EXTRACTED DATA:

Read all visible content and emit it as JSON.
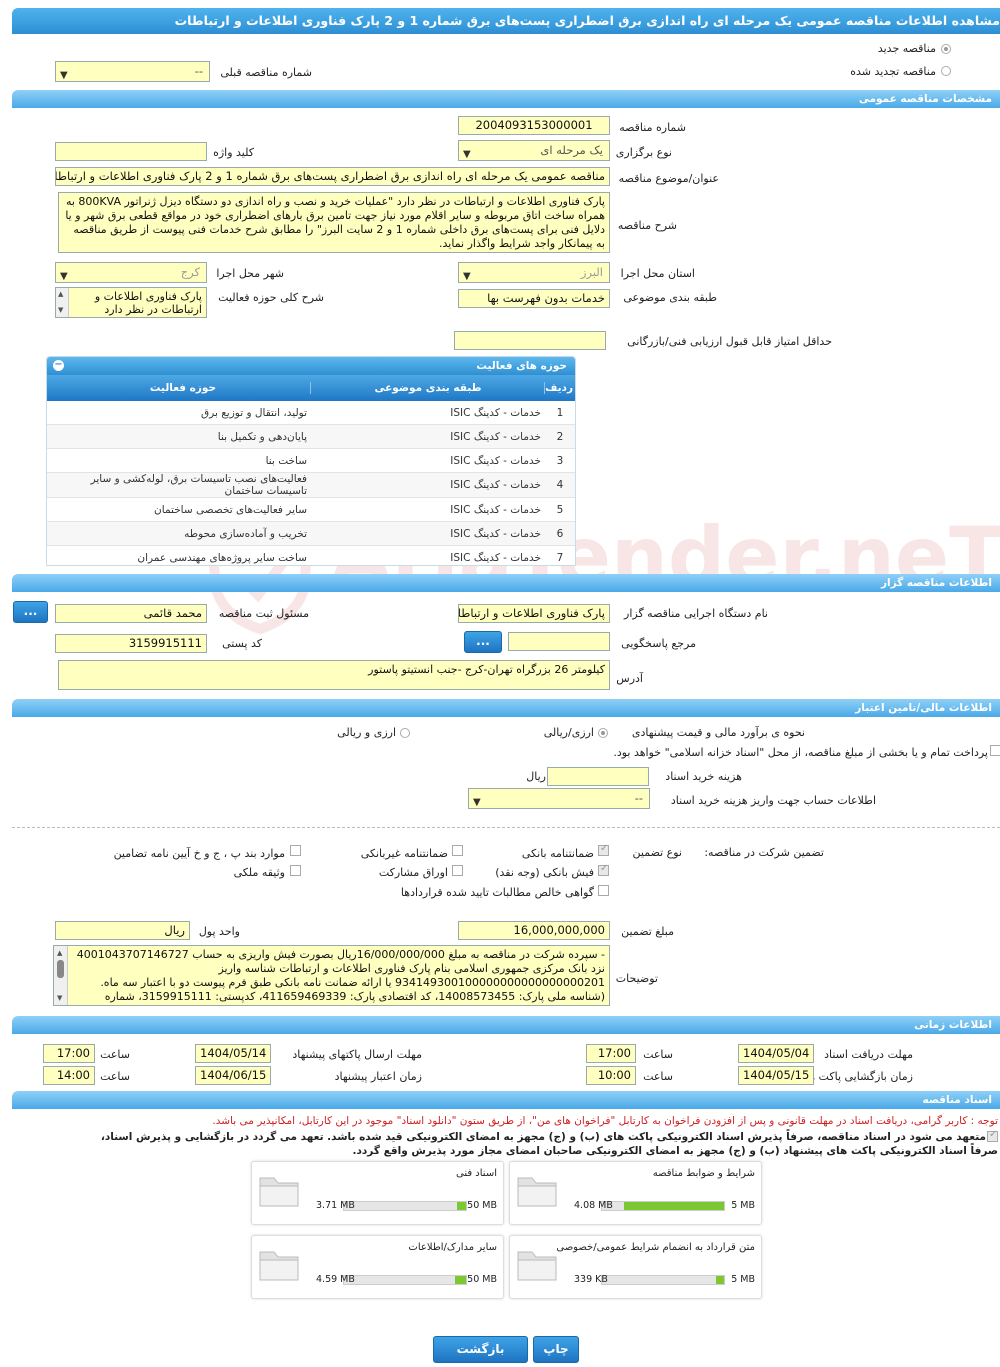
{
  "header": {
    "title": "مشاهده اطلاعات مناقصه عمومی یک مرحله ای راه اندازی برق اضطراری پست‌های برق شماره 1 و 2 پارک فناوری اطلاعات و ارتباطات"
  },
  "top": {
    "new_tender_label": "مناقصه جدید",
    "renewed_tender_label": "مناقصه تجدید شده",
    "prev_tender_label": "شماره مناقصه قبلی",
    "prev_tender_value": "--"
  },
  "general": {
    "section_title": "مشخصات مناقصه عمومی",
    "tender_number_label": "شماره مناقصه",
    "tender_number": "2004093153000001",
    "holding_type_label": "نوع برگزاری",
    "holding_type": "یک مرحله ای",
    "keyword_label": "کلید واژه",
    "keyword": "",
    "subject_label": "عنوان/موضوع مناقصه",
    "subject": "مناقصه عمومی یک مرحله ای راه اندازی برق اضطراری پست‌های برق شماره 1 و 2  پارک فناوری اطلاعات و ارتباطات",
    "description_label": "شرح مناقصه",
    "description": "پارک فناوری اطلاعات و ارتباطات در نظر دارد \"عملیات خرید و نصب و راه اندازی دو دستگاه دیزل ژنراتور 800KVA به همراه ساخت اتاق مربوطه و سایر اقلام مورد نیاز جهت تامین برق بارهای اضطراری خود در مواقع قطعی برق شهر و یا دلایل فنی برای پست‌های برق داخلی شماره 1 و 2 سایت البرز\" را مطابق شرح خدمات فنی پیوست از طریق مناقصه به پیمانکار واجد شرایط واگذار نماید.",
    "province_label": "استان محل اجرا",
    "province": "البرز",
    "city_label": "شهر محل اجرا",
    "city": "کرج",
    "category_label": "طبقه بندی موضوعی",
    "category": "خدمات بدون فهرست بها",
    "activity_desc_label": "شرح کلی حوزه فعالیت",
    "activity_desc": "پارک فناوری اطلاعات و ارتباطات در نظر دارد",
    "min_score_label": "حداقل امتیاز قابل قبول ارزیابی فنی/بازرگانی",
    "min_score": ""
  },
  "activities": {
    "panel_title": "حوزه های فعالیت",
    "col_row": "ردیف",
    "col_category": "طبقه بندی موضوعی",
    "col_field": "حوزه فعالیت",
    "rows": [
      {
        "n": "1",
        "cat": "خدمات - کدینگ ISIC",
        "field": "تولید، انتقال و توزیع برق"
      },
      {
        "n": "2",
        "cat": "خدمات - کدینگ ISIC",
        "field": "پایان‌دهی و تکمیل بنا"
      },
      {
        "n": "3",
        "cat": "خدمات - کدینگ ISIC",
        "field": "ساخت بنا"
      },
      {
        "n": "4",
        "cat": "خدمات - کدینگ ISIC",
        "field": "فعالیت‌های نصب تاسیسات برق، لوله‌کشی و سایر تاسیسات ساختمان"
      },
      {
        "n": "5",
        "cat": "خدمات - کدینگ ISIC",
        "field": "سایر فعالیت‌های تخصصی ساختمان"
      },
      {
        "n": "6",
        "cat": "خدمات - کدینگ ISIC",
        "field": "تخریب و آماده‌سازی محوطه"
      },
      {
        "n": "7",
        "cat": "خدمات - کدینگ ISIC",
        "field": "ساخت سایر پروژه‌های مهندسی عمران"
      }
    ]
  },
  "organizer": {
    "section_title": "اطلاعات مناقصه گزار",
    "org_label": "نام دستگاه اجرایی مناقصه گزار",
    "org": "پارک فناوری اطلاعات و ارتباطات",
    "officer_label": "مسئول ثبت مناقصه",
    "officer": "محمد قائمی",
    "ellipsis": "...",
    "ref_label": "مرجع پاسخگویی",
    "ref": "",
    "postal_label": "کد پستی",
    "postal": "3159915111",
    "address_label": "آدرس",
    "address": "کیلومتر 26 بزرگراه تهران-کرج -جنب انستیتو پاستور"
  },
  "finance": {
    "section_title": "اطلاعات مالی/تامین اعتبار",
    "estimate_label": "نحوه ی برآورد مالی و قیمت پیشنهادی",
    "opt_rial": "ارزی/ریالی",
    "opt_currency": "ارزی و ریالی",
    "treasury_text": "پرداخت تمام و یا بخشی از مبلغ مناقصه، از محل \"اسناد خزانه اسلامی\" خواهد بود.",
    "doc_fee_label": "هزینه خرید اسناد",
    "doc_fee": "",
    "doc_fee_unit": "ریال",
    "account_label": "اطلاعات حساب جهت واریز هزینه خرید اسناد",
    "account": "--"
  },
  "guarantee": {
    "title": "تضمین شرکت در مناقصه:",
    "type_label": "نوع تضمین",
    "opt_bank": "ضمانتنامه بانکی",
    "opt_nonbank": "ضمانتنامه غیربانکی",
    "opt_clauses": "موارد بند پ ، ج و خ آیین نامه تضامین",
    "opt_cash": "فیش بانکی (وجه نقد)",
    "opt_bonds": "اوراق مشارکت",
    "opt_property": "وثیقه ملکی",
    "opt_claims": "گواهی خالص مطالبات تایید شده قراردادها",
    "amount_label": "مبلغ تضمین",
    "amount": "16,000,000,000",
    "unit_label": "واحد پول",
    "unit": "ریال",
    "notes_label": "توضیحات",
    "notes": "- سپرده شرکت در مناقصه به مبلغ 16/000/000/000ریال بصورت فیش واریزی به حساب 4001043707146727 نزد بانک مرکزی جمهوری اسلامی بنام پارک فناوری اطلاعات و ارتباطات شناسه واریز 934149300100000000000000000201 یا ارائه ضمانت نامه بانکی طبق فرم پیوست دو با اعتبار سه ماه. (شناسه ملی پارک: 14008573455، کد اقتصادی پارک: 411659469339، کدپستی: 3159915111، شماره"
  },
  "timing": {
    "section_title": "اطلاعات زمانی",
    "receive_deadline_label": "مهلت دریافت اسناد",
    "receive_date": "1404/05/04",
    "time_label": "ساعت",
    "receive_time": "17:00",
    "send_deadline_label": "مهلت ارسال پاکتهای پیشنهاد",
    "send_date": "1404/05/14",
    "send_time": "17:00",
    "opening_label": "زمان بازگشایی پاکت ها",
    "opening_date": "1404/05/15",
    "opening_time": "10:00",
    "validity_label": "زمان اعتبار پیشنهاد",
    "validity_date": "1404/06/15",
    "validity_time": "14:00"
  },
  "docs": {
    "section_title": "اسناد مناقصه",
    "notice": "توجه : کاربر گرامی، دریافت اسناد در مهلت قانونی و پس از افزودن فراخوان به کارتابل \"فراخوان های من\"، از طریق ستون \"دانلود اسناد\" موجود در این کارتابل، امکانپذیر می باشد.",
    "commit_1": "متعهد می شود در اسناد مناقصه، صرفاً پذیرش اسناد الکترونیکی پاکت های (ب) و (ج) مجهز به امضای الکترونیکی قید شده باشد. تعهد می گردد در بازگشایی و پذیرش اسناد،",
    "commit_2": "صرفاً اسناد الکترونیکی پاکت های پیشنهاد (ب) و (ج) مجهز به امضای الکترونیکی صاحبان امضای مجاز مورد پذیرش واقع گردد.",
    "cards": [
      {
        "name": "شرایط و ضوابط مناقصه",
        "size": "4.08 MB",
        "max": "5 MB",
        "ratio": 0.816
      },
      {
        "name": "اسناد فنی",
        "size": "3.71 MB",
        "max": "50 MB",
        "ratio": 0.074
      },
      {
        "name": "متن قرارداد به انضمام شرایط عمومی/خصوصی",
        "size": "339 KB",
        "max": "5 MB",
        "ratio": 0.066
      },
      {
        "name": "سایر مدارک/اطلاعات",
        "size": "4.59 MB",
        "max": "50 MB",
        "ratio": 0.092
      }
    ]
  },
  "footer": {
    "print": "چاپ",
    "back": "بازگشت"
  }
}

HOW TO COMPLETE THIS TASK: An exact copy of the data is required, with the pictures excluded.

EXERCISE ANSWER:
Read all visible content and emit it as JSON.
{
  "header": {
    "title": "مشاهده اطلاعات مناقصه عمومی یک مرحله ای راه اندازی برق اضطراری پست‌های برق شماره 1 و 2 پارک فناوری اطلاعات و ارتباطات"
  },
  "top": {
    "new_tender_label": "مناقصه جدید",
    "renewed_tender_label": "مناقصه تجدید شده",
    "prev_tender_label": "شماره مناقصه قبلی",
    "prev_tender_value": "--"
  },
  "general": {
    "section_title": "مشخصات مناقصه عمومی",
    "tender_number_label": "شماره مناقصه",
    "tender_number": "2004093153000001",
    "holding_type_label": "نوع برگزاری",
    "holding_type": "یک مرحله ای",
    "keyword_label": "کلید واژه",
    "keyword": "",
    "subject_label": "عنوان/موضوع مناقصه",
    "subject": "مناقصه عمومی یک مرحله ای راه اندازی برق اضطراری پست‌های برق شماره 1 و 2  پارک فناوری اطلاعات و ارتباطات",
    "description_label": "شرح مناقصه",
    "description": "پارک فناوری اطلاعات و ارتباطات در نظر دارد \"عملیات خرید و نصب و راه اندازی دو دستگاه دیزل ژنراتور 800KVA به همراه ساخت اتاق مربوطه و سایر اقلام مورد نیاز جهت تامین برق بارهای اضطراری خود در مواقع قطعی برق شهر و یا دلایل فنی برای پست‌های برق داخلی شماره 1 و 2 سایت البرز\" را مطابق شرح خدمات فنی پیوست از طریق مناقصه به پیمانکار واجد شرایط واگذار نماید.",
    "province_label": "استان محل اجرا",
    "province": "البرز",
    "city_label": "شهر محل اجرا",
    "city": "کرج",
    "category_label": "طبقه بندی موضوعی",
    "category": "خدمات بدون فهرست بها",
    "activity_desc_label": "شرح کلی حوزه فعالیت",
    "activity_desc": "پارک فناوری اطلاعات و ارتباطات در نظر دارد",
    "min_score_label": "حداقل امتیاز قابل قبول ارزیابی فنی/بازرگانی",
    "min_score": ""
  },
  "activities": {
    "panel_title": "حوزه های فعالیت",
    "col_row": "ردیف",
    "col_category": "طبقه بندی موضوعی",
    "col_field": "حوزه فعالیت",
    "rows": [
      {
        "n": "1",
        "cat": "خدمات - کدینگ ISIC",
        "field": "تولید، انتقال و توزیع برق"
      },
      {
        "n": "2",
        "cat": "خدمات - کدینگ ISIC",
        "field": "پایان‌دهی و تکمیل بنا"
      },
      {
        "n": "3",
        "cat": "خدمات - کدینگ ISIC",
        "field": "ساخت بنا"
      },
      {
        "n": "4",
        "cat": "خدمات - کدینگ ISIC",
        "field": "فعالیت‌های نصب تاسیسات برق، لوله‌کشی و سایر تاسیسات ساختمان"
      },
      {
        "n": "5",
        "cat": "خدمات - کدینگ ISIC",
        "field": "سایر فعالیت‌های تخصصی ساختمان"
      },
      {
        "n": "6",
        "cat": "خدمات - کدینگ ISIC",
        "field": "تخریب و آماده‌سازی محوطه"
      },
      {
        "n": "7",
        "cat": "خدمات - کدینگ ISIC",
        "field": "ساخت سایر پروژه‌های مهندسی عمران"
      }
    ]
  },
  "organizer": {
    "section_title": "اطلاعات مناقصه گزار",
    "org_label": "نام دستگاه اجرایی مناقصه گزار",
    "org": "پارک فناوری اطلاعات و ارتباطات",
    "officer_label": "مسئول ثبت مناقصه",
    "officer": "محمد قائمی",
    "ellipsis": "...",
    "ref_label": "مرجع پاسخگویی",
    "ref": "",
    "postal_label": "کد پستی",
    "postal": "3159915111",
    "address_label": "آدرس",
    "address": "کیلومتر 26 بزرگراه تهران-کرج -جنب انستیتو پاستور"
  },
  "finance": {
    "section_title": "اطلاعات مالی/تامین اعتبار",
    "estimate_label": "نحوه ی برآورد مالی و قیمت پیشنهادی",
    "opt_rial": "ارزی/ریالی",
    "opt_currency": "ارزی و ریالی",
    "treasury_text": "پرداخت تمام و یا بخشی از مبلغ مناقصه، از محل \"اسناد خزانه اسلامی\" خواهد بود.",
    "doc_fee_label": "هزینه خرید اسناد",
    "doc_fee": "",
    "doc_fee_unit": "ریال",
    "account_label": "اطلاعات حساب جهت واریز هزینه خرید اسناد",
    "account": "--"
  },
  "guarantee": {
    "title": "تضمین شرکت در مناقصه:",
    "type_label": "نوع تضمین",
    "opt_bank": "ضمانتنامه بانکی",
    "opt_nonbank": "ضمانتنامه غیربانکی",
    "opt_clauses": "موارد بند پ ، ج و خ آیین نامه تضامین",
    "opt_cash": "فیش بانکی (وجه نقد)",
    "opt_bonds": "اوراق مشارکت",
    "opt_property": "وثیقه ملکی",
    "opt_claims": "گواهی خالص مطالبات تایید شده قراردادها",
    "amount_label": "مبلغ تضمین",
    "amount": "16,000,000,000",
    "unit_label": "واحد پول",
    "unit": "ریال",
    "notes_label": "توضیحات",
    "notes": "- سپرده شرکت در مناقصه به مبلغ 16/000/000/000ریال بصورت فیش واریزی به حساب 4001043707146727 نزد بانک مرکزی جمهوری اسلامی بنام پارک فناوری اطلاعات و ارتباطات شناسه واریز 934149300100000000000000000201 یا ارائه ضمانت نامه بانکی طبق فرم پیوست دو با اعتبار سه ماه. (شناسه ملی پارک: 14008573455، کد اقتصادی پارک: 411659469339، کدپستی: 3159915111، شماره"
  },
  "timing": {
    "section_title": "اطلاعات زمانی",
    "receive_deadline_label": "مهلت دریافت اسناد",
    "receive_date": "1404/05/04",
    "time_label": "ساعت",
    "receive_time": "17:00",
    "send_deadline_label": "مهلت ارسال پاکتهای پیشنهاد",
    "send_date": "1404/05/14",
    "send_time": "17:00",
    "opening_label": "زمان بازگشایی پاکت ها",
    "opening_date": "1404/05/15",
    "opening_time": "10:00",
    "validity_label": "زمان اعتبار پیشنهاد",
    "validity_date": "1404/06/15",
    "validity_time": "14:00"
  },
  "docs": {
    "section_title": "اسناد مناقصه",
    "notice": "توجه : کاربر گرامی، دریافت اسناد در مهلت قانونی و پس از افزودن فراخوان به کارتابل \"فراخوان های من\"، از طریق ستون \"دانلود اسناد\" موجود در این کارتابل، امکانپذیر می باشد.",
    "commit_1": "متعهد می شود در اسناد مناقصه، صرفاً پذیرش اسناد الکترونیکی پاکت های (ب) و (ج) مجهز به امضای الکترونیکی قید شده باشد. تعهد می گردد در بازگشایی و پذیرش اسناد،",
    "commit_2": "صرفاً اسناد الکترونیکی پاکت های پیشنهاد (ب) و (ج) مجهز به امضای الکترونیکی صاحبان امضای مجاز مورد پذیرش واقع گردد.",
    "cards": [
      {
        "name": "شرایط و ضوابط مناقصه",
        "size": "4.08 MB",
        "max": "5 MB",
        "ratio": 0.816
      },
      {
        "name": "اسناد فنی",
        "size": "3.71 MB",
        "max": "50 MB",
        "ratio": 0.074
      },
      {
        "name": "متن قرارداد به انضمام شرایط عمومی/خصوصی",
        "size": "339 KB",
        "max": "5 MB",
        "ratio": 0.066
      },
      {
        "name": "سایر مدارک/اطلاعات",
        "size": "4.59 MB",
        "max": "50 MB",
        "ratio": 0.092
      }
    ]
  },
  "footer": {
    "print": "چاپ",
    "back": "بازگشت"
  }
}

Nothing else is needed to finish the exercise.